Late last month, the Financial Crisis Inquiry Commission released its long-awaited Financial Crisis Inquiry Report, which is available in PDF here. The Commission was created to “examine the causes, domestic and global, of the current financial and economic crisis in the United States.”
The Commission was established as part of the Fraud Enforcement and Recovery Act passed by Congress and signed by President Obama in May 2009. This independent, ten-member panel was composed of private citizens with expertise in areas like housing, economics, finance, market regulation, banking, and consumer protection. The Commission’s instructions set out nearly two dozen topics for inquiry and called for the examination of the collapse of major financial institutions that failed or would have failed if not for assistance from the government.
The Commission concluded -- perhaps not surprisingly -- that the crisis was avoidable. Generally speaking, it found “widespread failures in financial regulation; dramatic breakdowns in corporate governance; excessive borrowing and risk-taking by households and Wall Street; policy makers who were ill prepared for the crisis; and systemic breaches in accountability and ethics at all levels.”

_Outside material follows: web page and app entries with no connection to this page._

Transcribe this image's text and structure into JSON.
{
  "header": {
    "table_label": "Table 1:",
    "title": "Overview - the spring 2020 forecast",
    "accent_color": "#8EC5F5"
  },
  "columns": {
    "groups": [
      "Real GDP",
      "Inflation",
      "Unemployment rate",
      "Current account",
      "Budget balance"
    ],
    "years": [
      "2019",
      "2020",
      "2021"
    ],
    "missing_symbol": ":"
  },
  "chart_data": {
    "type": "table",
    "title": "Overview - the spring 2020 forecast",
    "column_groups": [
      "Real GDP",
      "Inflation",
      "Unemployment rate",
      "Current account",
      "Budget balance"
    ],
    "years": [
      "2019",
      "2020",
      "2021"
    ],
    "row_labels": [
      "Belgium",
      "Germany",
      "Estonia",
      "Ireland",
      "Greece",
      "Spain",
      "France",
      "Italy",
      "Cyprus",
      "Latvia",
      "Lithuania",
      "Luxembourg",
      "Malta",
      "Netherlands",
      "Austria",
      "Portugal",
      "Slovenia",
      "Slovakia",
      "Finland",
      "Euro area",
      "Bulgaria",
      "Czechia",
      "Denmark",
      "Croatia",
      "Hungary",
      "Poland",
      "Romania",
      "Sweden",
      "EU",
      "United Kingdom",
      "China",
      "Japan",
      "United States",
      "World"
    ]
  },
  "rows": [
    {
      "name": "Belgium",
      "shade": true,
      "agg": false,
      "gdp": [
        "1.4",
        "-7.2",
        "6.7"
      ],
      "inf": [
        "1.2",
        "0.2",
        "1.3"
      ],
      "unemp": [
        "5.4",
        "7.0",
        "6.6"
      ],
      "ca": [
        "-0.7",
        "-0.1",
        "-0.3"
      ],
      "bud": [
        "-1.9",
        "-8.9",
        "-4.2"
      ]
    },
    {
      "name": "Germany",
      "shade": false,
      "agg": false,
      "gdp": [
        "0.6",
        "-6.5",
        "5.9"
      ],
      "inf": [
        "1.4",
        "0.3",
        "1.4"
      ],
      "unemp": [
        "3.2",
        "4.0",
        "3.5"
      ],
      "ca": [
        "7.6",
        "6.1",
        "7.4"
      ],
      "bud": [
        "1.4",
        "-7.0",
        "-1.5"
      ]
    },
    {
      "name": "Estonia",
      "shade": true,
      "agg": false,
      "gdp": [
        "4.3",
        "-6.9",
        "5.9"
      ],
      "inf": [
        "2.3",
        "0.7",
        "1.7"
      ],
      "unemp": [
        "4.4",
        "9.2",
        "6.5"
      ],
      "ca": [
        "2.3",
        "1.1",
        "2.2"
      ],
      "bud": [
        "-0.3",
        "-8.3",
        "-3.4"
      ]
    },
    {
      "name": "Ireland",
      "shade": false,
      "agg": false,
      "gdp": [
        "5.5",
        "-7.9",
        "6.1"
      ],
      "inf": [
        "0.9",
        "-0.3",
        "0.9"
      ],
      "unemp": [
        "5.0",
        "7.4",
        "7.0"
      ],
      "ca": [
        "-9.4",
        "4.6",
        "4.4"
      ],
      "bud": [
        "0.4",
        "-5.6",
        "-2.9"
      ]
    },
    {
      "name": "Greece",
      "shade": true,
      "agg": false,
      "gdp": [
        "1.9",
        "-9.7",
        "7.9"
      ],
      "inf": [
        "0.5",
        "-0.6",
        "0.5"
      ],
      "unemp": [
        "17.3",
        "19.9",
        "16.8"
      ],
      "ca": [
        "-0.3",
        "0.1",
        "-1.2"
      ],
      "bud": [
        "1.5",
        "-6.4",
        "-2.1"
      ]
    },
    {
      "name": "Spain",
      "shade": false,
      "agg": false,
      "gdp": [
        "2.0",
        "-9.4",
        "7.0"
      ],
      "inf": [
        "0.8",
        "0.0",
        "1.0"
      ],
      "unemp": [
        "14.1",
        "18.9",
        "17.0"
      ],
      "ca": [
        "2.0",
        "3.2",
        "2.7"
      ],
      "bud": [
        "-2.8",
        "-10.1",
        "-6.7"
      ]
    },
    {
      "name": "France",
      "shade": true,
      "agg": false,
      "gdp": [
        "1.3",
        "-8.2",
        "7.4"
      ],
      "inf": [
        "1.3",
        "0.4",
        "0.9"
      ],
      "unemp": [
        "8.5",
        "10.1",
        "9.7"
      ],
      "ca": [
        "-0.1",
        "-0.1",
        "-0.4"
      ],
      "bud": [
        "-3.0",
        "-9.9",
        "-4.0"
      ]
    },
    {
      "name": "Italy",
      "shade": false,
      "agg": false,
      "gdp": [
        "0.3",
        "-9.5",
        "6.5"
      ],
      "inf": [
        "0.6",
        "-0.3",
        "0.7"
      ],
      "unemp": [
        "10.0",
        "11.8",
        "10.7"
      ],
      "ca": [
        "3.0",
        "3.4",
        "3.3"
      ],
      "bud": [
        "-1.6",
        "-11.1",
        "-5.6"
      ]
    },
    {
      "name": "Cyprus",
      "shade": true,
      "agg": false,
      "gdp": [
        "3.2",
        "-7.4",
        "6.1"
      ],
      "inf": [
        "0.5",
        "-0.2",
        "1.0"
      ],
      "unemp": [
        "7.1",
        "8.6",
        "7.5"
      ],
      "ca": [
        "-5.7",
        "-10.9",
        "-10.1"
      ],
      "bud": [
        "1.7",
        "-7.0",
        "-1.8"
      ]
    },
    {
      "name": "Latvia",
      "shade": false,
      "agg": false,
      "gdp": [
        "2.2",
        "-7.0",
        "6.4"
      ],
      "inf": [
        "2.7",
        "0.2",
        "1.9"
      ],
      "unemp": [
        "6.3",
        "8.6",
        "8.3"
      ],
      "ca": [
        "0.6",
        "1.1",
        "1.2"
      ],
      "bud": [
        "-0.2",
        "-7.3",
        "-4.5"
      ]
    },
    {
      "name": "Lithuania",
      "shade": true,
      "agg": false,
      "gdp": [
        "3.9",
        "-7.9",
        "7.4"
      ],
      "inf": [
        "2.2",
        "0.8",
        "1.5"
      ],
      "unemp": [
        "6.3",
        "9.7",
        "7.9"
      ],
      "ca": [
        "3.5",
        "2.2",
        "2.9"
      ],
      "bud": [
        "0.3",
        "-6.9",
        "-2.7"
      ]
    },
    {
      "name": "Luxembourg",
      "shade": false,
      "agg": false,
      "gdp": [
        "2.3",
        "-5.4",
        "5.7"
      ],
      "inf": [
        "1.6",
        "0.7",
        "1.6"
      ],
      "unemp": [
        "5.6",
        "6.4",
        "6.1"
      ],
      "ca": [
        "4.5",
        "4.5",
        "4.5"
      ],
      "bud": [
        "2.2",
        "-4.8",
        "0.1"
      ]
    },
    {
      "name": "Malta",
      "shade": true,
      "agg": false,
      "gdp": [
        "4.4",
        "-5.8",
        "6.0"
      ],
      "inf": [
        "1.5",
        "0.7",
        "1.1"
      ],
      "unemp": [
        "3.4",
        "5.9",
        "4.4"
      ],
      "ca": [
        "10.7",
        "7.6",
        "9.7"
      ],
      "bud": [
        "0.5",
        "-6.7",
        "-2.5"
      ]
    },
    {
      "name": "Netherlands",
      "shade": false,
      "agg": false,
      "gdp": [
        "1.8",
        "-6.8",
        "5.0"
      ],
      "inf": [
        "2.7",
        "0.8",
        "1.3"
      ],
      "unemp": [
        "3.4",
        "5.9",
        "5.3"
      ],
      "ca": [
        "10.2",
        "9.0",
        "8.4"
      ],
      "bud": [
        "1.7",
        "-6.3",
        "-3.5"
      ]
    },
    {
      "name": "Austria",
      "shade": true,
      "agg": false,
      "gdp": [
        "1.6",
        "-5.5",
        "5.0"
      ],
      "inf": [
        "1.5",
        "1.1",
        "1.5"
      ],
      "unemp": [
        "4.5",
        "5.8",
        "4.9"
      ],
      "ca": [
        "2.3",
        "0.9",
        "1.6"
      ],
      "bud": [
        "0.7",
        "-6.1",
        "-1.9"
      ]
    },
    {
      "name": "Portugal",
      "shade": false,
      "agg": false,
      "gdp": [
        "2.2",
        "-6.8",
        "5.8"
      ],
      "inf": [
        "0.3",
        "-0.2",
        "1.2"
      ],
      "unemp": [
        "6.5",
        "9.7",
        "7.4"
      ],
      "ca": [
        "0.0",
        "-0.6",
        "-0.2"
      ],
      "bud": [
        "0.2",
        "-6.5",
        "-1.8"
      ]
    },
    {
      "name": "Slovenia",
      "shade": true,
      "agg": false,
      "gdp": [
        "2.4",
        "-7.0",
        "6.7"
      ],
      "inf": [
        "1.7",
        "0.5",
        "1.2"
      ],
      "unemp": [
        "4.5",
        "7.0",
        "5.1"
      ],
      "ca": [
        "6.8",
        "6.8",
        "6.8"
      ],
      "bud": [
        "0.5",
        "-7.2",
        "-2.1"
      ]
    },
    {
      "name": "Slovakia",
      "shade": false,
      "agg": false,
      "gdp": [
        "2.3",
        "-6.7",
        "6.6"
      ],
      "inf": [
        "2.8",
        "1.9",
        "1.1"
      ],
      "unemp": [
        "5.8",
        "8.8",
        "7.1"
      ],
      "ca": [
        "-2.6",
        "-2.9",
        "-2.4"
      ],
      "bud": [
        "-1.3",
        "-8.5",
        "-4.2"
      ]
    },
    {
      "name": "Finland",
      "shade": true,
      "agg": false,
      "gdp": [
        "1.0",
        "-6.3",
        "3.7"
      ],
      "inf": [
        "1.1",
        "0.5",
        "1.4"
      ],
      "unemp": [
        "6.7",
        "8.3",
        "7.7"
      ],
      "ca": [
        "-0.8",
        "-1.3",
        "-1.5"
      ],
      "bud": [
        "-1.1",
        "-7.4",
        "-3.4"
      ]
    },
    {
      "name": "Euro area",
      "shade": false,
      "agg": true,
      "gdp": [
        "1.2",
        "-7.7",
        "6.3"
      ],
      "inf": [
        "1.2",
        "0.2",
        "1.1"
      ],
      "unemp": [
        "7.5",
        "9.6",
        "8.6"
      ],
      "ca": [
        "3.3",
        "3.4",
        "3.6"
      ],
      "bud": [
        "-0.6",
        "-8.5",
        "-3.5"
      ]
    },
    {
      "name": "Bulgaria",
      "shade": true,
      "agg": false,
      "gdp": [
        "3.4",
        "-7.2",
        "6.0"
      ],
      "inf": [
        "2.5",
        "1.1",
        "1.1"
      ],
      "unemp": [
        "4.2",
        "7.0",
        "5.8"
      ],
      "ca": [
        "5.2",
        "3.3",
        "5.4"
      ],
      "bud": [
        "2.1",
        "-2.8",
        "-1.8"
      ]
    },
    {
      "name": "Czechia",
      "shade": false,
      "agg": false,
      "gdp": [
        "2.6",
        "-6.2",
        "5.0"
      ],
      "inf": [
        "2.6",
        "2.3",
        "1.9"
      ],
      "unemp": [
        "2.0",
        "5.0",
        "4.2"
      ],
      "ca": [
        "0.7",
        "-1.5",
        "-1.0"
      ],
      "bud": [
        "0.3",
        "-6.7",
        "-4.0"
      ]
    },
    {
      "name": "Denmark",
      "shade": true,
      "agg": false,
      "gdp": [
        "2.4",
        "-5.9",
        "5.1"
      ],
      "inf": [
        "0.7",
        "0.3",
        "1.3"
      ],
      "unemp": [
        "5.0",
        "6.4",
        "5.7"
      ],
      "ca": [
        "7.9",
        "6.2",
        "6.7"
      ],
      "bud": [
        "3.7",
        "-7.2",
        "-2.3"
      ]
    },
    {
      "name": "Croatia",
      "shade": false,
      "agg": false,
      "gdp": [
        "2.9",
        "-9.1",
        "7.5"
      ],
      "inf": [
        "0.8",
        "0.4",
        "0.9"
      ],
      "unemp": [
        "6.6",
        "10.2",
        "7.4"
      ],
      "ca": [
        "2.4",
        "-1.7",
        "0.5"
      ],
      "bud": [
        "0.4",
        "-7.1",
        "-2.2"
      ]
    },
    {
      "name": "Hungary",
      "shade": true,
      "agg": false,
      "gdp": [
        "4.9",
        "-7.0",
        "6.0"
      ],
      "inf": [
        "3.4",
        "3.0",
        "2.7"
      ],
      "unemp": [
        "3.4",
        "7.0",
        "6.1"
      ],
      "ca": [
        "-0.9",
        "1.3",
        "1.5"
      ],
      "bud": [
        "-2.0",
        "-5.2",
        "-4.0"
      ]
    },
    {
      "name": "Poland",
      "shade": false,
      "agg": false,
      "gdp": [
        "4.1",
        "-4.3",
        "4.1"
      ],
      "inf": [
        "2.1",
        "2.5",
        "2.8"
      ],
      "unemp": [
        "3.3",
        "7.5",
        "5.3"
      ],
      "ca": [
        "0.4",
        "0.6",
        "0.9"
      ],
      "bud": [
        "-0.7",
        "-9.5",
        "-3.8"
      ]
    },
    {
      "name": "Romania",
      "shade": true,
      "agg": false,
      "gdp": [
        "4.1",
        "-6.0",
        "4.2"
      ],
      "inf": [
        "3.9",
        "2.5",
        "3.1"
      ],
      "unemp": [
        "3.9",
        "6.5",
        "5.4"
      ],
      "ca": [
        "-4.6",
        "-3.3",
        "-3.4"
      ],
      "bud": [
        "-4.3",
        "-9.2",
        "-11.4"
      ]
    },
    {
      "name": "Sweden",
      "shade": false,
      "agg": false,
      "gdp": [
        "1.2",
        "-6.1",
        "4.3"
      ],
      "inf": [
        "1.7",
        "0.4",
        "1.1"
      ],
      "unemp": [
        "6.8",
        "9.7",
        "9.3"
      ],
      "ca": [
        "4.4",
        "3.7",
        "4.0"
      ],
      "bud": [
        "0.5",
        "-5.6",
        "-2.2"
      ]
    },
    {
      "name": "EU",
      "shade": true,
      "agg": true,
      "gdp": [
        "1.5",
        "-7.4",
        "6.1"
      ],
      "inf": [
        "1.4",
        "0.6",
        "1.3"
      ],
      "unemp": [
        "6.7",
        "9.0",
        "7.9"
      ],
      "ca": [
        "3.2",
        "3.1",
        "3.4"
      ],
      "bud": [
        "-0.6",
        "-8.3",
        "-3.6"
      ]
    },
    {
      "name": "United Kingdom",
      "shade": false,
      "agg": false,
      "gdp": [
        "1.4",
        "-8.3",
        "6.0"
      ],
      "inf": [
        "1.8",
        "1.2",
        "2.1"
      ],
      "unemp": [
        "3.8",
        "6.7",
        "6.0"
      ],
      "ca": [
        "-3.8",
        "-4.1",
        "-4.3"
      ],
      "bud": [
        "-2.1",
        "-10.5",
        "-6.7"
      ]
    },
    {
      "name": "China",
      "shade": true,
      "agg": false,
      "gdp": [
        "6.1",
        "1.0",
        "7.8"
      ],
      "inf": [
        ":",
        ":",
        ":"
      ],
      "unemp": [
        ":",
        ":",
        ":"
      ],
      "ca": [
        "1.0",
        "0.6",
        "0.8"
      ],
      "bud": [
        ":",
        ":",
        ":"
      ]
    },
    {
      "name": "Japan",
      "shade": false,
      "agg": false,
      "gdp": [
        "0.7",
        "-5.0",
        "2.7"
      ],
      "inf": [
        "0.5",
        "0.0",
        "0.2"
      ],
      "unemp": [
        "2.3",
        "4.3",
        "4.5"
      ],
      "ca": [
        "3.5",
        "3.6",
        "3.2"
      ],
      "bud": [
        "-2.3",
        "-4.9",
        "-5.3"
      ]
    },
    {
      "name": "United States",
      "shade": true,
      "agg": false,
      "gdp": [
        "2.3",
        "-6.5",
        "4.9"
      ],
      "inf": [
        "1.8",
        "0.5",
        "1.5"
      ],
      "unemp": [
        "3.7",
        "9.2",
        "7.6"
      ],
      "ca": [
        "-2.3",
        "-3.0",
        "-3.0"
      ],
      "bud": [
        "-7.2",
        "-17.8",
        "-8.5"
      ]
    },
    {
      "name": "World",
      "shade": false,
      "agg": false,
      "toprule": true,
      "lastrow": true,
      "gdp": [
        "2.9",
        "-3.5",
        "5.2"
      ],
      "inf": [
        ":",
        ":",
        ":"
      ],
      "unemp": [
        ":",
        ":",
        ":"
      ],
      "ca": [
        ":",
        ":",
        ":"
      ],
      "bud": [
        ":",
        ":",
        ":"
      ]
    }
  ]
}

While the report has been criticized by analysts as being “a day late and a dollar short,” its conclusions are commendably thorough and non-partisan: “A crisis of this magnitude cannot be the work of a few bad actors,” the report states, warning that the “greatest tragedy would be to accept the refrain that no one could have seen this coming and thus nothing could have been done. If we accept this notion, it will happen again.”